START Extracted entries
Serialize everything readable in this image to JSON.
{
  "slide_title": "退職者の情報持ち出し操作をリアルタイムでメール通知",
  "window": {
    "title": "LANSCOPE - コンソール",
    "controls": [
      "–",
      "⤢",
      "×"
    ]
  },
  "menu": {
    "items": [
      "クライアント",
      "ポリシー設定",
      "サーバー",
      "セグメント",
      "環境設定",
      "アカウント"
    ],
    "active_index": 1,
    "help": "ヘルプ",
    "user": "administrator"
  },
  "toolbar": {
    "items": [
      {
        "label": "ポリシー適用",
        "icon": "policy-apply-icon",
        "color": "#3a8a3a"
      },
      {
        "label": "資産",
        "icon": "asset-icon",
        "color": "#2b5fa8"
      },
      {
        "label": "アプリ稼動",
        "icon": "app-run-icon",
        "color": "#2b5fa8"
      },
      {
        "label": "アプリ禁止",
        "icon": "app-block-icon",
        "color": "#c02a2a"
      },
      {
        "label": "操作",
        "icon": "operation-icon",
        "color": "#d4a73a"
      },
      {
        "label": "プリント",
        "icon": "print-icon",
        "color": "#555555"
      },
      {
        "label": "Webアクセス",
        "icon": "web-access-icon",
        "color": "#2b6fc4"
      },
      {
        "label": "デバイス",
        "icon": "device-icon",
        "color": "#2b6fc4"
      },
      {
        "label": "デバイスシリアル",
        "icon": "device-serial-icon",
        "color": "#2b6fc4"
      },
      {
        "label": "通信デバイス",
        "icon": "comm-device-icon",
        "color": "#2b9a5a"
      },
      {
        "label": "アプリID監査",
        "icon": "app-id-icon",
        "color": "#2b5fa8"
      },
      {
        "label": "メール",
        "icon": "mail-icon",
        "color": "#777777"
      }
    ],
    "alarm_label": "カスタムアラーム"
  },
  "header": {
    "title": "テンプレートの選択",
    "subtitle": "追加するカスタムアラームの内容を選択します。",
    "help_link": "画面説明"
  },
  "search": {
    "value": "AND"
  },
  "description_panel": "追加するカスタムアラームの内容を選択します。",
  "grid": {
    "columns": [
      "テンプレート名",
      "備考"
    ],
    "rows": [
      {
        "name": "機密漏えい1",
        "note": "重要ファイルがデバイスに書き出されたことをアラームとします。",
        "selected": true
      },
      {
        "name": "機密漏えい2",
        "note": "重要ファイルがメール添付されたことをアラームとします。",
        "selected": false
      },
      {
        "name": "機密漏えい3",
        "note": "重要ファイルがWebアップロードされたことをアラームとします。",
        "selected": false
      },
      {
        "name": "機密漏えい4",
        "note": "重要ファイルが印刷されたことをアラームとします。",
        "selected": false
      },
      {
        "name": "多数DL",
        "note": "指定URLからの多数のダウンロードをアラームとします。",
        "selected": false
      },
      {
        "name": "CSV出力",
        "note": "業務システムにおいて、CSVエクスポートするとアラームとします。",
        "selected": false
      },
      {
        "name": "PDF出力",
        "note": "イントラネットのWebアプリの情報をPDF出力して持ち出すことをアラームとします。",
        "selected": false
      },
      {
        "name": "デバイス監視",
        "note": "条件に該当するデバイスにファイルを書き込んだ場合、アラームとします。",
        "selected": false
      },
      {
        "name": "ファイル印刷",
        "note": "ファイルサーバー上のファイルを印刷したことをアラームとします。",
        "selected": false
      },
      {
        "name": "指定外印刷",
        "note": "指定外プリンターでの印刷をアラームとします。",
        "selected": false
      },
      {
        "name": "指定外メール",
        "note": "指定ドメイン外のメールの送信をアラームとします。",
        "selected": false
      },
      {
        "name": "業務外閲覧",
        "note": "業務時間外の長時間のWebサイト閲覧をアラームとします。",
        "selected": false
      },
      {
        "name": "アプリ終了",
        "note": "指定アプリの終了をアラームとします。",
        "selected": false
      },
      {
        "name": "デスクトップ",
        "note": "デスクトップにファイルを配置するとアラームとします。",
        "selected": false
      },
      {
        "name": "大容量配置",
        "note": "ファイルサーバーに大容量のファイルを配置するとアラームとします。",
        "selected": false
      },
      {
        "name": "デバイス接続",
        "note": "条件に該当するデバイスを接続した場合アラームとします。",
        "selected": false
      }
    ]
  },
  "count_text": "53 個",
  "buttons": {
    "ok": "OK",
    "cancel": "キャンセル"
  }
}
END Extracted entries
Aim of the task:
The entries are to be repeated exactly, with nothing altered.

Exercise output:
Serialize everything readable in this image to JSON.
{
  "slide_title": "退職者の情報持ち出し操作をリアルタイムでメール通知",
  "window": {
    "title": "LANSCOPE - コンソール",
    "controls": [
      "–",
      "⤢",
      "×"
    ]
  },
  "menu": {
    "items": [
      "クライアント",
      "ポリシー設定",
      "サーバー",
      "セグメント",
      "環境設定",
      "アカウント"
    ],
    "active_index": 1,
    "help": "ヘルプ",
    "user": "administrator"
  },
  "toolbar": {
    "items": [
      {
        "label": "ポリシー適用",
        "icon": "policy-apply-icon",
        "color": "#3a8a3a"
      },
      {
        "label": "資産",
        "icon": "asset-icon",
        "color": "#2b5fa8"
      },
      {
        "label": "アプリ稼動",
        "icon": "app-run-icon",
        "color": "#2b5fa8"
      },
      {
        "label": "アプリ禁止",
        "icon": "app-block-icon",
        "color": "#c02a2a"
      },
      {
        "label": "操作",
        "icon": "operation-icon",
        "color": "#d4a73a"
      },
      {
        "label": "プリント",
        "icon": "print-icon",
        "color": "#555555"
      },
      {
        "label": "Webアクセス",
        "icon": "web-access-icon",
        "color": "#2b6fc4"
      },
      {
        "label": "デバイス",
        "icon": "device-icon",
        "color": "#2b6fc4"
      },
      {
        "label": "デバイスシリアル",
        "icon": "device-serial-icon",
        "color": "#2b6fc4"
      },
      {
        "label": "通信デバイス",
        "icon": "comm-device-icon",
        "color": "#2b9a5a"
      },
      {
        "label": "アプリID監査",
        "icon": "app-id-icon",
        "color": "#2b5fa8"
      },
      {
        "label": "メール",
        "icon": "mail-icon",
        "color": "#777777"
      }
    ],
    "alarm_label": "カスタムアラーム"
  },
  "header": {
    "title": "テンプレートの選択",
    "subtitle": "追加するカスタムアラームの内容を選択します。",
    "help_link": "画面説明"
  },
  "search": {
    "value": "AND"
  },
  "description_panel": "追加するカスタムアラームの内容を選択します。",
  "grid": {
    "columns": [
      "テンプレート名",
      "備考"
    ],
    "rows": [
      {
        "name": "機密漏えい1",
        "note": "重要ファイルがデバイスに書き出されたことをアラームとします。",
        "selected": true
      },
      {
        "name": "機密漏えい2",
        "note": "重要ファイルがメール添付されたことをアラームとします。",
        "selected": false
      },
      {
        "name": "機密漏えい3",
        "note": "重要ファイルがWebアップロードされたことをアラームとします。",
        "selected": false
      },
      {
        "name": "機密漏えい4",
        "note": "重要ファイルが印刷されたことをアラームとします。",
        "selected": false
      },
      {
        "name": "多数DL",
        "note": "指定URLからの多数のダウンロードをアラームとします。",
        "selected": false
      },
      {
        "name": "CSV出力",
        "note": "業務システムにおいて、CSVエクスポートするとアラームとします。",
        "selected": false
      },
      {
        "name": "PDF出力",
        "note": "イントラネットのWebアプリの情報をPDF出力して持ち出すことをアラームとします。",
        "selected": false
      },
      {
        "name": "デバイス監視",
        "note": "条件に該当するデバイスにファイルを書き込んだ場合、アラームとします。",
        "selected": false
      },
      {
        "name": "ファイル印刷",
        "note": "ファイルサーバー上のファイルを印刷したことをアラームとします。",
        "selected": false
      },
      {
        "name": "指定外印刷",
        "note": "指定外プリンターでの印刷をアラームとします。",
        "selected": false
      },
      {
        "name": "指定外メール",
        "note": "指定ドメイン外のメールの送信をアラームとします。",
        "selected": false
      },
      {
        "name": "業務外閲覧",
        "note": "業務時間外の長時間のWebサイト閲覧をアラームとします。",
        "selected": false
      },
      {
        "name": "アプリ終了",
        "note": "指定アプリの終了をアラームとします。",
        "selected": false
      },
      {
        "name": "デスクトップ",
        "note": "デスクトップにファイルを配置するとアラームとします。",
        "selected": false
      },
      {
        "name": "大容量配置",
        "note": "ファイルサーバーに大容量のファイルを配置するとアラームとします。",
        "selected": false
      },
      {
        "name": "デバイス接続",
        "note": "条件に該当するデバイスを接続した場合アラームとします。",
        "selected": false
      }
    ]
  },
  "count_text": "53 個",
  "buttons": {
    "ok": "OK",
    "cancel": "キャンセル"
  }
}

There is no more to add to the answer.